Attorneys’ Fees
BMI also sought fees and costs.  The Court found an award of attorneys’ fees and cost appropriate, noting that while recovery of fees is not automatic, such an award is justified for the prevailing party in cases that are “faithful to the purposes of the Copyright Act.”[1]
In its determination, the Court considered standard factors of frivolousness, motivation, objective unreasonableness, the need to compensate the prevailing party, and the need to deter the conduct of the losing party.

The Court found: the infringement by Evie’s was done with knowledge; the infringement resulted in a hotly contested legal action; BMI exerted substantial effort, prior to the lawsuit, in notifying the defendants and demanding that their infringement activities cease.  Based on these efforts, the Court noted the matter could have been resolved for a relatively small amount of money.

This is yet another case where use of copyrighted material with knowledge can result in extensive legal issues for an infringer.  Moreover, when an “entity” is on the hook, there are little to no impediments in finding individuals jointly responsible.

It is worth noting that Evie’s filed an appeal claiming there were issues of material fact related to its “innocence”.  The Appeal Court affirmed the summary judgment, and clarified that even with a finding of ‘innocence’, the statutory damage range available to the discretion of a district court is still a range of $200 - $30,000 per infringement.[2]  The Appeal Court further pointed out one of the factors the lower court considered was “blameworthiness” (i.e., the question of innocence or willfulness).

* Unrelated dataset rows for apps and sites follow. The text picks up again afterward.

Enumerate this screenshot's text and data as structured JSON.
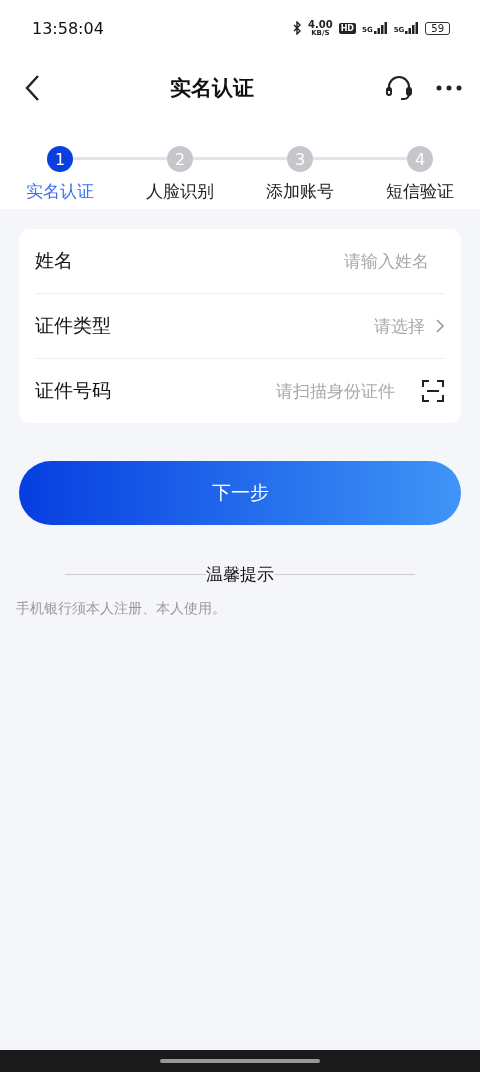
{
  "status_bar": {
    "time": "13:58:04",
    "speed": "4.00",
    "speed_unit": "KB/S",
    "hd": "HD",
    "sim1": "5G",
    "sim2": "5G",
    "battery": "59"
  },
  "header": {
    "title": "实名认证"
  },
  "steps": [
    {
      "number": "1",
      "label": "实名认证",
      "selected": true
    },
    {
      "number": "2",
      "label": "人脸识别",
      "selected": false
    },
    {
      "number": "3",
      "label": "添加账号",
      "selected": false
    },
    {
      "number": "4",
      "label": "短信验证",
      "selected": false
    }
  ],
  "form": [
    {
      "kind": "text",
      "label": "姓名",
      "placeholder": "请输入姓名"
    },
    {
      "kind": "select",
      "label": "证件类型",
      "placeholder": "请选择"
    },
    {
      "kind": "scan",
      "label": "证件号码",
      "placeholder": "请扫描身份证件"
    }
  ],
  "next_button": "下一步",
  "tips": {
    "title": "温馨提示",
    "text": "手机银行须本人注册、本人使用。"
  }
}
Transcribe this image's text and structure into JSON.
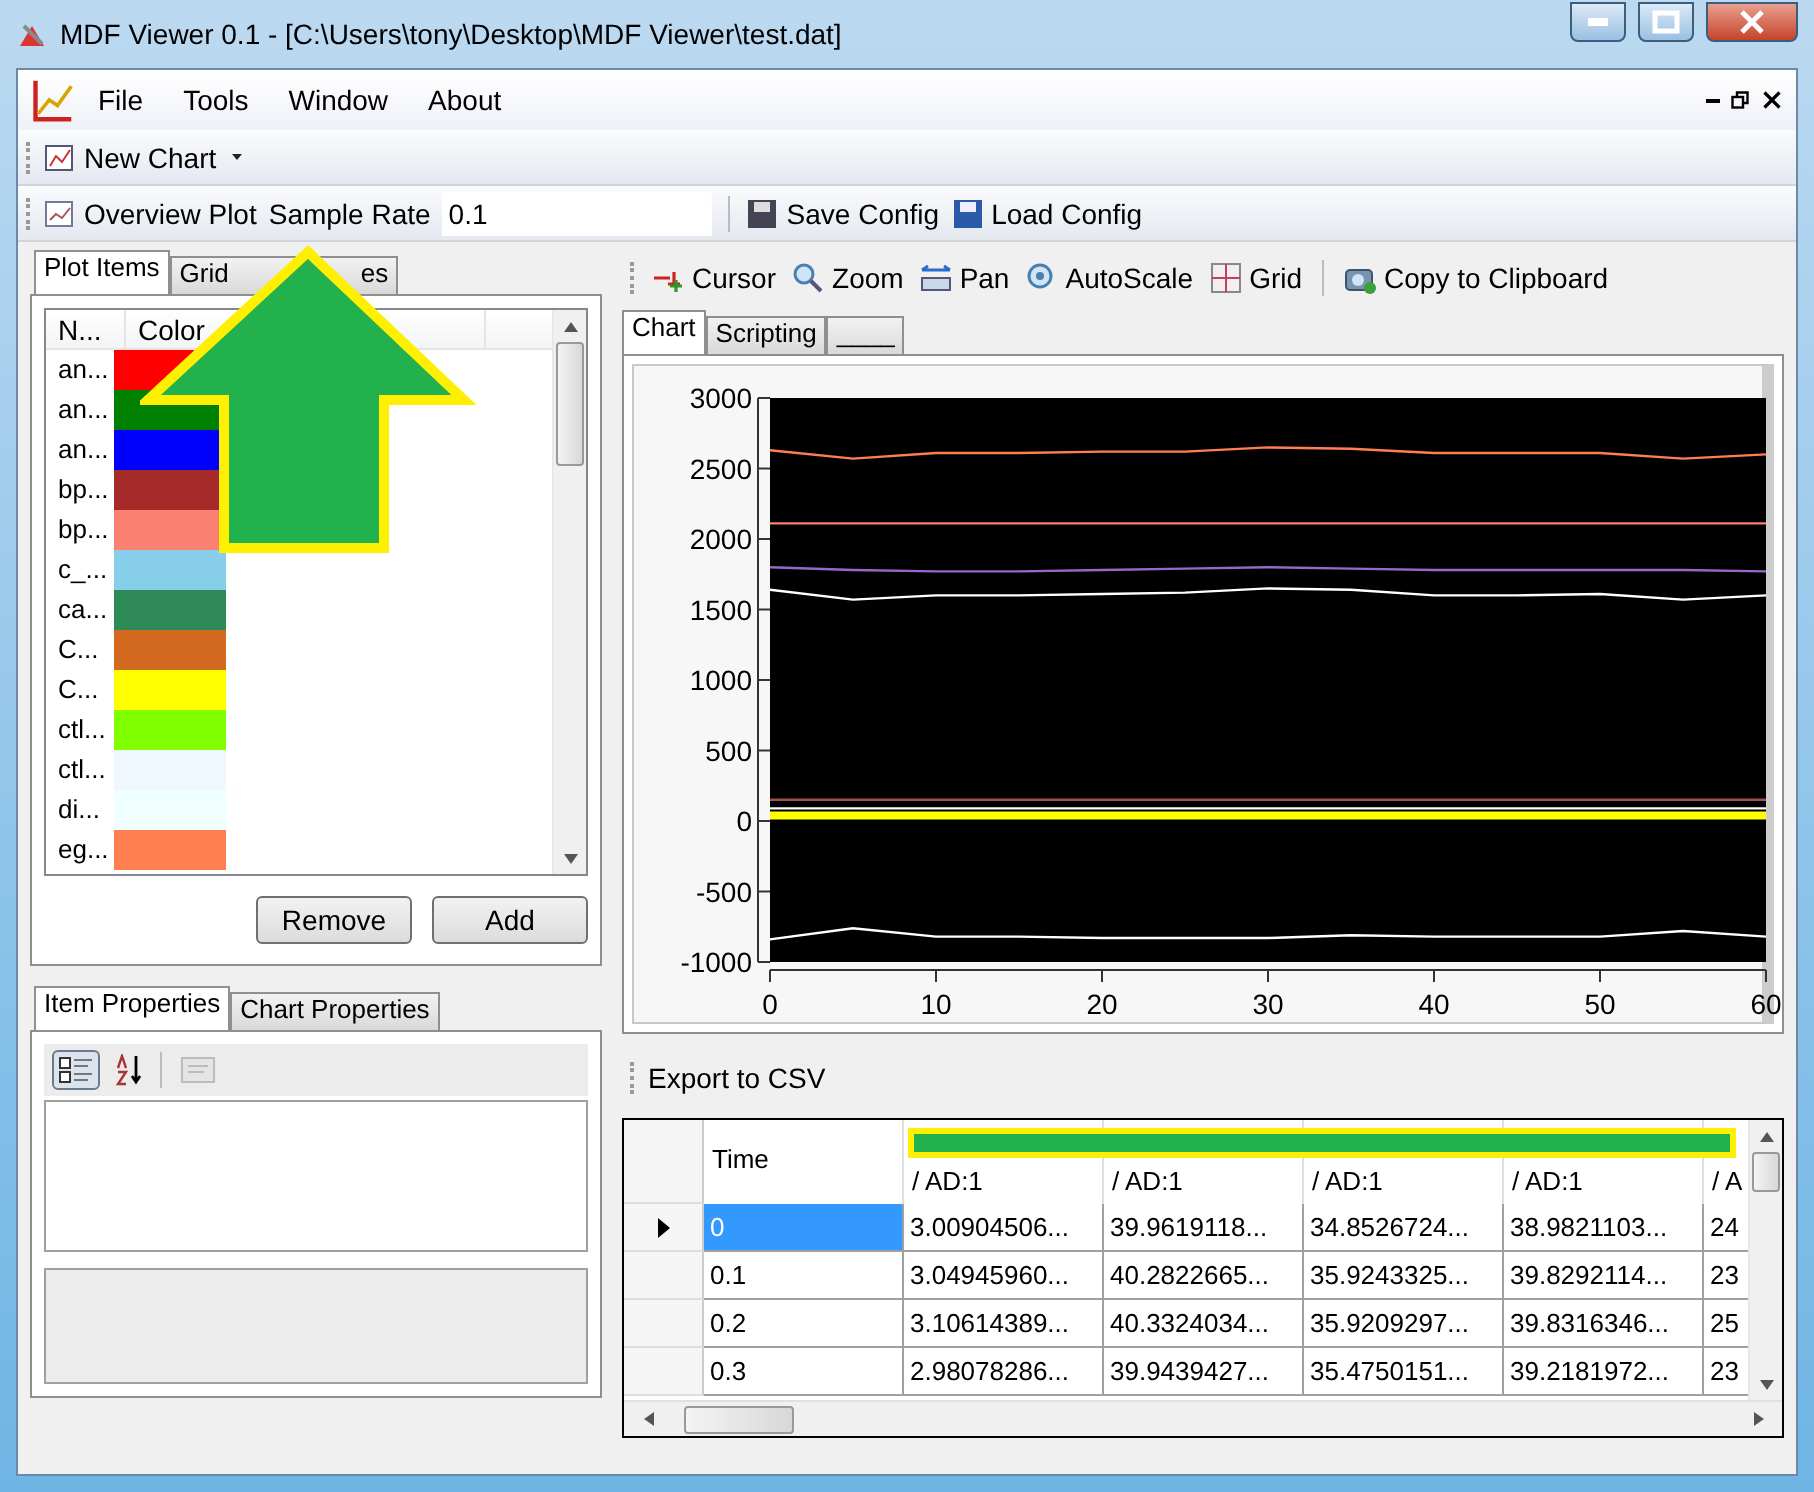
{
  "window": {
    "title": "MDF Viewer 0.1 - [C:\\Users\\tony\\Desktop\\MDF Viewer\\test.dat]"
  },
  "menu": [
    "File",
    "Tools",
    "Window",
    "About"
  ],
  "new_chart": {
    "label": "New Chart"
  },
  "toolbar": {
    "overview": "Overview Plot",
    "sample_rate_label": "Sample Rate",
    "sample_rate_value": "0.1",
    "save": "Save Config",
    "load": "Load Config"
  },
  "left_tabs": [
    {
      "parts": [
        "Plot Items"
      ],
      "selected": true
    },
    {
      "parts": [
        "Grid",
        "es"
      ],
      "selected": false
    }
  ],
  "plot_items": {
    "columns": [
      "N...",
      "Color"
    ],
    "rows": [
      {
        "name": "an...",
        "color": "#ff0000"
      },
      {
        "name": "an...",
        "color": "#008000"
      },
      {
        "name": "an...",
        "color": "#0000ff"
      },
      {
        "name": "bp...",
        "color": "#a52a2a"
      },
      {
        "name": "bp...",
        "color": "#fa8072"
      },
      {
        "name": "c_...",
        "color": "#87ceeb"
      },
      {
        "name": "ca...",
        "color": "#2e8b57"
      },
      {
        "name": "C...",
        "color": "#d2691e"
      },
      {
        "name": "C...",
        "color": "#ffff00"
      },
      {
        "name": "ctl...",
        "color": "#7fff00"
      },
      {
        "name": "ctl...",
        "color": "#f0f8ff"
      },
      {
        "name": "di...",
        "color": "#f0ffff"
      },
      {
        "name": "eg...",
        "color": "#ff7f50"
      }
    ],
    "buttons": [
      "Remove",
      "Add"
    ]
  },
  "prop_tabs": [
    {
      "label": "Item Properties",
      "selected": true
    },
    {
      "label": "Chart Properties",
      "selected": false
    }
  ],
  "prop_toolbar": {
    "categorized_pressed": true,
    "pages_disabled": true
  },
  "chart_toolbar": [
    "Cursor",
    "Zoom",
    "Pan",
    "AutoScale",
    "Grid",
    "Copy to Clipboard"
  ],
  "chart_tabs": [
    {
      "label": "Chart",
      "selected": true
    },
    {
      "label": "Scripting",
      "selected": false
    },
    {
      "label": "____",
      "selected": false
    }
  ],
  "chart_data": {
    "type": "line",
    "x": [
      0,
      5,
      10,
      15,
      20,
      25,
      30,
      35,
      40,
      45,
      50,
      55,
      60
    ],
    "xlim": [
      0,
      60
    ],
    "ylim": [
      -1000,
      3000
    ],
    "xticks": [
      0,
      10,
      20,
      30,
      40,
      50,
      60
    ],
    "yticks": [
      -1000,
      -500,
      0,
      500,
      1000,
      1500,
      2000,
      2500,
      3000
    ],
    "series": [
      {
        "color": "#ff7f50",
        "values": [
          2630,
          2570,
          2610,
          2610,
          2620,
          2620,
          2650,
          2640,
          2610,
          2610,
          2610,
          2570,
          2600
        ]
      },
      {
        "color": "#fa8072",
        "values": [
          2110,
          2110,
          2110,
          2110,
          2110,
          2110,
          2110,
          2110,
          2110,
          2110,
          2110,
          2110,
          2110
        ]
      },
      {
        "color": "#9966cc",
        "values": [
          1800,
          1780,
          1770,
          1770,
          1780,
          1790,
          1800,
          1790,
          1780,
          1780,
          1780,
          1780,
          1770
        ]
      },
      {
        "color": "#ffffff",
        "values": [
          1640,
          1570,
          1600,
          1600,
          1610,
          1620,
          1650,
          1640,
          1600,
          1600,
          1610,
          1570,
          1600
        ]
      },
      {
        "color": "#a0504a",
        "values": [
          150,
          150,
          150,
          150,
          150,
          150,
          150,
          150,
          150,
          150,
          150,
          150,
          150
        ]
      },
      {
        "color": "#ffffff",
        "values": [
          90,
          90,
          90,
          90,
          90,
          90,
          90,
          90,
          90,
          90,
          90,
          90,
          90
        ]
      },
      {
        "color": "#ffff00",
        "values": [
          40,
          40,
          40,
          40,
          40,
          40,
          40,
          40,
          40,
          40,
          40,
          40,
          40
        ]
      },
      {
        "color": "#ffffff",
        "values": [
          -840,
          -760,
          -820,
          -820,
          -830,
          -830,
          -830,
          -810,
          -820,
          -820,
          -820,
          -780,
          -820
        ]
      }
    ]
  },
  "export": "Export to CSV",
  "table": {
    "columns": [
      "Time",
      "/ AD:1",
      "/ AD:1",
      "/ AD:1",
      "/ AD:1",
      "/ A"
    ],
    "rows": [
      {
        "selected": true,
        "cells": [
          "0",
          "3.00904506...",
          "39.9619118...",
          "34.8526724...",
          "38.9821103...",
          "24"
        ]
      },
      {
        "selected": false,
        "cells": [
          "0.1",
          "3.04945960...",
          "40.2822665...",
          "35.9243325...",
          "39.8292114...",
          "23"
        ]
      },
      {
        "selected": false,
        "cells": [
          "0.2",
          "3.10614389...",
          "40.3324034...",
          "35.9209297...",
          "39.8316346...",
          "25"
        ]
      },
      {
        "selected": false,
        "cells": [
          "0.3",
          "2.98078286...",
          "39.9439427...",
          "35.4750151...",
          "39.2181972...",
          "23"
        ]
      }
    ]
  }
}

The defendants in this case are not unlike many other infringers that think “innocence” means damages are automatically reduced to $200.  To the contrary, under certain circumstances, even when a defendant proves “innocent infringement”, a district court can still award $30,000 per infringement.[3]  When certain criteria are met, innocent infringement can be barred by statute, and is entirely moot with an election of actual damages.[4]

[1] See Fogerty v. Fantasy, Inc., 510 U.S. 517, at n. 19 (1994).
[2] BMI v. Evie’s, Court of Appeals, 11th Circuit 2014 (see
[3] See
[4] Id.